Monday, January 07, 2008

First flight of 2008


OK, so I'm a little with updating the blog after my flight last Tuesday. James and Victoria came over to spend New Years with us here in Amsterdam. And since Jim is signed off on the Piper, I thought it would be nice to show him what the little C150 is like to fly. I booked a plane with Polder and checked the weather the night before. The weather was expected to have a high pressure right over the Netherlands, and sure enough when we awoke, there was only blue to be seen in the sky...not even the whisp of a white fluffy cloud anywhere.


We set off for the airport and arrived to find that the sun hadn't quite burned off the fog and low lying clag over the airfield. So while we waited, I went and preflighted PH-HIL (or Phil as I call it). The checks all done and a quick check on the satellite image with Wouter to comfirm the clouds progress during our flight and plan our way back home, we were all set. Jim strapped in, as did I, but then when we started her up the ignition would catch, but she would then splurt and stop. I primed her a few times, but the same thing happened. I didn't want to keep priming in case I got an engine fire on start-up. So I got out and asked Wouter for advice. "Inject the primer as you're keying the ignition....she should start then for you", and sure enough she did. With the radio check and call-in done, we taxied down to the active. The engine hadn't warmed the cabin up yet, so the windscreen was misty, but I knew with the cabin heat turned to "On" and the engine run-ups to come, we'd be fine.

Sure enough, we were soon lined up and ready to go. Jim had his camera at the ready and was already snapping away. When we got up though, the cloud was patchy. I could see vertically down, but every now and then the low cloud would necessitate us dive under it. Eventually though we got a hole and climbed up through it, knowing that it was crystal clear out over the city and still being able to legally stay within the VFR minimums with the ground in sight.

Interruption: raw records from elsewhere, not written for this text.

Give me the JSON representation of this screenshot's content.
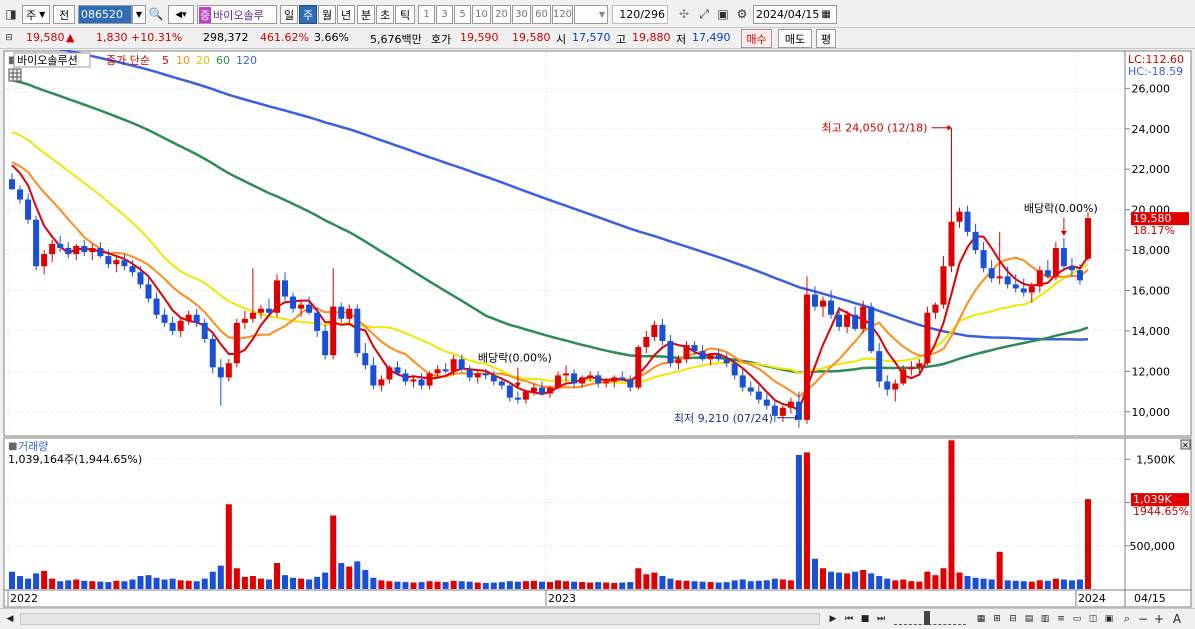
{
  "toolbar": {
    "market": "주",
    "prev_label": "전",
    "code": "086520",
    "stock_name": "바이오솔루",
    "badge": "증",
    "period_day": "일",
    "period_week": "주",
    "period_month": "월",
    "period_year": "년",
    "period_min": "분",
    "period_sec": "초",
    "period_tick": "틱",
    "nums": [
      "1",
      "3",
      "5",
      "10",
      "20",
      "30",
      "60",
      "120"
    ],
    "count": "120",
    "total": "/296",
    "date": "2024/04/15"
  },
  "quote": {
    "price": "19,580",
    "change": "1,830",
    "change_pct": "+10.31%",
    "volume": "298,372",
    "vol_ratio": "461.62%",
    "turnover": "3.66%",
    "amount": "5,676백만",
    "bid_label": "호가",
    "bid1": "19,590",
    "bid2": "19,580",
    "open_label": "시",
    "open": "17,570",
    "high_label": "고",
    "high": "19,880",
    "low_label": "저",
    "low": "17,490",
    "buy_btn": "매수",
    "sell_btn": "매도",
    "eval_btn": "평"
  },
  "chart": {
    "stock_label": "바이오솔루션",
    "ma_label": "종가 단순",
    "ma_periods": [
      "5",
      "10",
      "20",
      "60",
      "120"
    ],
    "ma_colors": [
      "#e00000",
      "#ff8c1a",
      "#f2e600",
      "#2e8b57",
      "#3a5fe0"
    ],
    "lc": "LC:112.60",
    "hc": "HC:-18.59",
    "price_ticks": [
      "26,000",
      "24,000",
      "22,000",
      "20,000",
      "18,000",
      "16,000",
      "14,000",
      "12,000",
      "10,000"
    ],
    "current_price_tag": "19,580",
    "current_pct_tag": "18.17%",
    "high_annotation": "최고 24,050 (12/18)",
    "low_annotation": "최저 9,210 (07/24)",
    "dividend_label_1": "배당락(0.00%)",
    "dividend_label_2": "배당락(0.00%)",
    "volume_title": "거래량",
    "volume_value": "1,039,164주(1,944.65%)",
    "volume_ticks": [
      "1,500K",
      "1,000K",
      "500,000"
    ],
    "volume_tag": "1,039K",
    "volume_pct_tag": "1944.65%",
    "x_labels": [
      "2022",
      "2023",
      "2024"
    ],
    "x_last": "04/15"
  },
  "chart_data": {
    "type": "candlestick",
    "ylim": [
      9000,
      27500
    ],
    "volume_ylim": [
      0,
      1700000
    ],
    "candles": [
      [
        21500,
        21800,
        21000,
        21000,
        200000
      ],
      [
        21000,
        21200,
        20300,
        20500,
        150000
      ],
      [
        20500,
        20800,
        19300,
        19500,
        120000
      ],
      [
        19500,
        19700,
        17000,
        17200,
        180000
      ],
      [
        17200,
        18000,
        16800,
        17800,
        210000
      ],
      [
        17800,
        18500,
        17400,
        18300,
        120000
      ],
      [
        18300,
        18700,
        17900,
        18100,
        90000
      ],
      [
        18100,
        18400,
        17600,
        17800,
        100000
      ],
      [
        17800,
        18300,
        17500,
        18200,
        110000
      ],
      [
        18200,
        18500,
        17700,
        17900,
        95000
      ],
      [
        17900,
        18300,
        17500,
        18100,
        90000
      ],
      [
        18100,
        18400,
        17600,
        17700,
        85000
      ],
      [
        17700,
        18000,
        17100,
        17300,
        80000
      ],
      [
        17300,
        17700,
        16900,
        17500,
        95000
      ],
      [
        17500,
        17800,
        17000,
        17200,
        90000
      ],
      [
        17200,
        17500,
        16700,
        16900,
        110000
      ],
      [
        16900,
        17200,
        16100,
        16300,
        150000
      ],
      [
        16300,
        16700,
        15400,
        15600,
        160000
      ],
      [
        15600,
        15900,
        14600,
        14800,
        130000
      ],
      [
        14800,
        15100,
        14200,
        14400,
        110000
      ],
      [
        14400,
        14700,
        13800,
        14000,
        120000
      ],
      [
        14000,
        14700,
        13700,
        14500,
        100000
      ],
      [
        14500,
        15000,
        14300,
        14800,
        95000
      ],
      [
        14800,
        15100,
        14200,
        14400,
        90000
      ],
      [
        14400,
        14600,
        13400,
        13600,
        120000
      ],
      [
        13600,
        13900,
        11900,
        12200,
        200000
      ],
      [
        12200,
        12600,
        10300,
        11700,
        270000
      ],
      [
        11700,
        12600,
        11500,
        12400,
        980000
      ],
      [
        12400,
        14600,
        12200,
        14400,
        240000
      ],
      [
        14400,
        15000,
        14100,
        14600,
        140000
      ],
      [
        14600,
        17100,
        14400,
        14900,
        150000
      ],
      [
        14900,
        15300,
        14600,
        15100,
        120000
      ],
      [
        15100,
        15600,
        14700,
        14900,
        110000
      ],
      [
        14900,
        16800,
        14700,
        16500,
        300000
      ],
      [
        16500,
        16900,
        15500,
        15700,
        160000
      ],
      [
        15700,
        15900,
        14900,
        15100,
        130000
      ],
      [
        15100,
        15500,
        14700,
        15300,
        120000
      ],
      [
        15300,
        15700,
        14800,
        14900,
        110000
      ],
      [
        14900,
        15200,
        13700,
        14000,
        140000
      ],
      [
        14000,
        14300,
        12600,
        12800,
        190000
      ],
      [
        12800,
        17100,
        12600,
        15200,
        850000
      ],
      [
        15200,
        15400,
        14400,
        14600,
        300000
      ],
      [
        14600,
        15300,
        14300,
        15100,
        260000
      ],
      [
        15100,
        15300,
        12700,
        12900,
        320000
      ],
      [
        12900,
        13400,
        12100,
        12300,
        220000
      ],
      [
        12300,
        12700,
        11100,
        11300,
        130000
      ],
      [
        11300,
        11800,
        11000,
        11600,
        100000
      ],
      [
        11600,
        12300,
        11400,
        12200,
        90000
      ],
      [
        12200,
        12500,
        11800,
        11900,
        85000
      ],
      [
        11900,
        12100,
        11300,
        11500,
        80000
      ],
      [
        11500,
        11800,
        11200,
        11600,
        75000
      ],
      [
        11600,
        11900,
        11100,
        11300,
        80000
      ],
      [
        11300,
        12000,
        11100,
        11900,
        90000
      ],
      [
        11900,
        12300,
        11700,
        12100,
        85000
      ],
      [
        12100,
        12400,
        11900,
        12000,
        80000
      ],
      [
        12000,
        12800,
        11800,
        12600,
        95000
      ],
      [
        12600,
        12800,
        12000,
        12100,
        90000
      ],
      [
        12100,
        12300,
        11500,
        11700,
        85000
      ],
      [
        11700,
        12000,
        11400,
        11900,
        75000
      ],
      [
        11900,
        12100,
        11600,
        11800,
        70000
      ],
      [
        11800,
        12000,
        11300,
        11500,
        75000
      ],
      [
        11500,
        11700,
        11100,
        11300,
        80000
      ],
      [
        11300,
        11500,
        10500,
        10700,
        90000
      ],
      [
        10700,
        11000,
        10400,
        10600,
        85000
      ],
      [
        10600,
        11100,
        10400,
        11000,
        90000
      ],
      [
        11000,
        11400,
        10800,
        11200,
        95000
      ],
      [
        11200,
        11500,
        10800,
        10900,
        85000
      ],
      [
        10900,
        11300,
        10700,
        11200,
        80000
      ],
      [
        11200,
        12000,
        11100,
        11800,
        100000
      ],
      [
        11800,
        12300,
        11500,
        11900,
        90000
      ],
      [
        11900,
        12100,
        11200,
        11400,
        85000
      ],
      [
        11400,
        11800,
        11200,
        11700,
        80000
      ],
      [
        11700,
        12000,
        11500,
        11800,
        75000
      ],
      [
        11800,
        12000,
        11200,
        11400,
        80000
      ],
      [
        11400,
        11700,
        11200,
        11500,
        75000
      ],
      [
        11500,
        11800,
        11200,
        11700,
        70000
      ],
      [
        11700,
        12000,
        11500,
        11600,
        75000
      ],
      [
        11600,
        11800,
        11000,
        11200,
        80000
      ],
      [
        11200,
        13300,
        11100,
        13200,
        240000
      ],
      [
        13200,
        14000,
        12900,
        13700,
        170000
      ],
      [
        13700,
        14500,
        13500,
        14300,
        190000
      ],
      [
        14300,
        14600,
        13300,
        13500,
        150000
      ],
      [
        13500,
        13800,
        12200,
        12400,
        120000
      ],
      [
        12400,
        12800,
        12100,
        12600,
        100000
      ],
      [
        12600,
        13500,
        12400,
        13300,
        95000
      ],
      [
        13300,
        13500,
        12800,
        13000,
        90000
      ],
      [
        13000,
        13300,
        12500,
        12600,
        85000
      ],
      [
        12600,
        12900,
        12300,
        12800,
        80000
      ],
      [
        12800,
        13100,
        12500,
        12600,
        75000
      ],
      [
        12600,
        12900,
        12200,
        12400,
        80000
      ],
      [
        12400,
        12600,
        11600,
        11800,
        100000
      ],
      [
        11800,
        12100,
        11000,
        11200,
        110000
      ],
      [
        11200,
        11500,
        10800,
        11000,
        90000
      ],
      [
        11000,
        11300,
        10400,
        10600,
        95000
      ],
      [
        10600,
        10900,
        10100,
        10300,
        100000
      ],
      [
        10300,
        10600,
        9500,
        9800,
        120000
      ],
      [
        9800,
        10300,
        9500,
        10200,
        110000
      ],
      [
        10200,
        10700,
        9900,
        10500,
        100000
      ],
      [
        10500,
        11000,
        9210,
        9600,
        1550000
      ],
      [
        9600,
        16700,
        9400,
        15800,
        1580000
      ],
      [
        15800,
        16200,
        15000,
        15200,
        350000
      ],
      [
        15200,
        15700,
        14700,
        15500,
        240000
      ],
      [
        15500,
        16000,
        14600,
        14800,
        200000
      ],
      [
        14800,
        15200,
        14000,
        14200,
        190000
      ],
      [
        14200,
        15000,
        13900,
        14800,
        180000
      ],
      [
        14800,
        15200,
        14000,
        14100,
        200000
      ],
      [
        14100,
        15500,
        13900,
        15200,
        220000
      ],
      [
        15200,
        15400,
        12900,
        13000,
        180000
      ],
      [
        13000,
        13400,
        11200,
        11500,
        150000
      ],
      [
        11500,
        11800,
        10800,
        11100,
        120000
      ],
      [
        11100,
        11600,
        10500,
        11400,
        100000
      ],
      [
        11400,
        12300,
        11300,
        12100,
        110000
      ],
      [
        12100,
        12500,
        11800,
        12200,
        90000
      ],
      [
        12200,
        12600,
        11900,
        12400,
        85000
      ],
      [
        12400,
        15200,
        12300,
        14900,
        200000
      ],
      [
        14900,
        15400,
        14600,
        15300,
        160000
      ],
      [
        15300,
        17700,
        15100,
        17200,
        240000
      ],
      [
        17200,
        24050,
        16900,
        19400,
        1720000
      ],
      [
        19400,
        20100,
        19100,
        19900,
        190000
      ],
      [
        19900,
        20200,
        18700,
        18900,
        150000
      ],
      [
        18900,
        19300,
        17800,
        18000,
        130000
      ],
      [
        18000,
        18400,
        16900,
        17100,
        120000
      ],
      [
        17100,
        17500,
        16400,
        16600,
        110000
      ],
      [
        16600,
        18900,
        16300,
        16700,
        430000
      ],
      [
        16700,
        17200,
        16100,
        16300,
        100000
      ],
      [
        16300,
        16800,
        15900,
        16100,
        95000
      ],
      [
        16100,
        16600,
        15700,
        15900,
        90000
      ],
      [
        15900,
        16400,
        15400,
        16200,
        85000
      ],
      [
        16200,
        17200,
        15900,
        17000,
        100000
      ],
      [
        17000,
        17500,
        16600,
        16700,
        95000
      ],
      [
        16700,
        18400,
        16500,
        18100,
        120000
      ],
      [
        18100,
        18600,
        17000,
        17200,
        110000
      ],
      [
        17200,
        17600,
        16700,
        17000,
        100000
      ],
      [
        17000,
        17300,
        16300,
        16500,
        110000
      ],
      [
        17570,
        19880,
        17490,
        19580,
        1039164
      ]
    ]
  }
}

I dialled up Schiphol Tower after we'd departed Lelystad and they asked to give them a call when we were approaching the CTR. They asked me to squawk on 0060 Mode C and to remain at or below 1200ft. I elected to pootle along at around 700-800ft since the cloud was above us at arpound 900-1200ft and I didn't know how deep it was. Better to stay in VFR than to do something silly and knowingly fly in IMC just to get to VFR on top...besides, doing that is illegal.


After a little while we were over the city, I had already given the call to Schiphol. We did some orbits of the city, with Jim snapping away. I tried to point out some places to him, but since I was busy concentrating on flying, I wasn't able to help him so much. As ever, the turbulence over the city from the heated rooves and buildings always makes for interesting flying, as does the lack of safe places to land in an engine failure, so my eyes are always on the engine instruments to check they're OK.






Soon though, we were ready to fly back. Knowing that the cloud was moving East to West and was currently over the field but soon disappearing, I was still a little worried that it would still be as low as it was when we left. I flew overhead Almere and followed the roads (map of the Earth flying...hahahaha) and canals back to the airfield. I showed Jim the HUGE aerial they chose to plonk right on the departure end of RWY 23. It's 600ft high, you can't miss it, but it just bugs me that nobody thought about smal aircraft when they decided to build it there. Listening to Lelystad Radio, I could tell that the circuit was getting busy again. I asked Jim to keep an eagle eye out for traffic. When I heard someone call out overhead BRAVO (a reporting point) I knew we were close, so I asked him again. It was Jim who spotted the plane, and when he showed me, I was able to position myself behind it. I kept hearing this plane saying they were doing a 360 because the runway was occupied, and I started thinking to myself if that's even legal, never mind if it's a good idea. Personally, if I know someone is bearing down on me in the pattern, I'd execute a go-around rather than mess up everyone elses day. Afterall, there was a mid-air here only a few months ago. I wouldn't be surprised if there aren't more given the way some pilots fly. As always, I am grateful for learning at Gillespie....if you can handle Gillespie, then you can handle any other airport.


Soon we were downwind, I saw two ahead of me, one turning final, one ahead of us on downwind. Jim saw someone on short final. So I extended my downwind a little bit to give spacing between me and the guy ahead. Landing checklist done, selected the last stage of flaps. I got a little too low, powered up a little and then brought us in for the flare. The flare was a little wobbly, but the landing was nice and soft. And off at the first exit.

All in all, a nice first flight and landing for the New Year. Jim...the next time, you're taking me up over the UK ;-)

3 comments:

lifeofmarky said...

Sounds like it was a good day flying :-) Orbiting in the circuit is dodgy, cant believe people actually do that, never mind when it is busy as well. Still to get my first flight of 2007, and the current weatehr over here seems to be against flying in general lol ...

Claython said...

Don't you mean 2008 Mark? Hahaha

lifeofmarky said...

Yep, 2008 lol, that was just a test for you lol ... !!! Just looking at that photo of you two in the cockpit and you look a little squashed lol !!!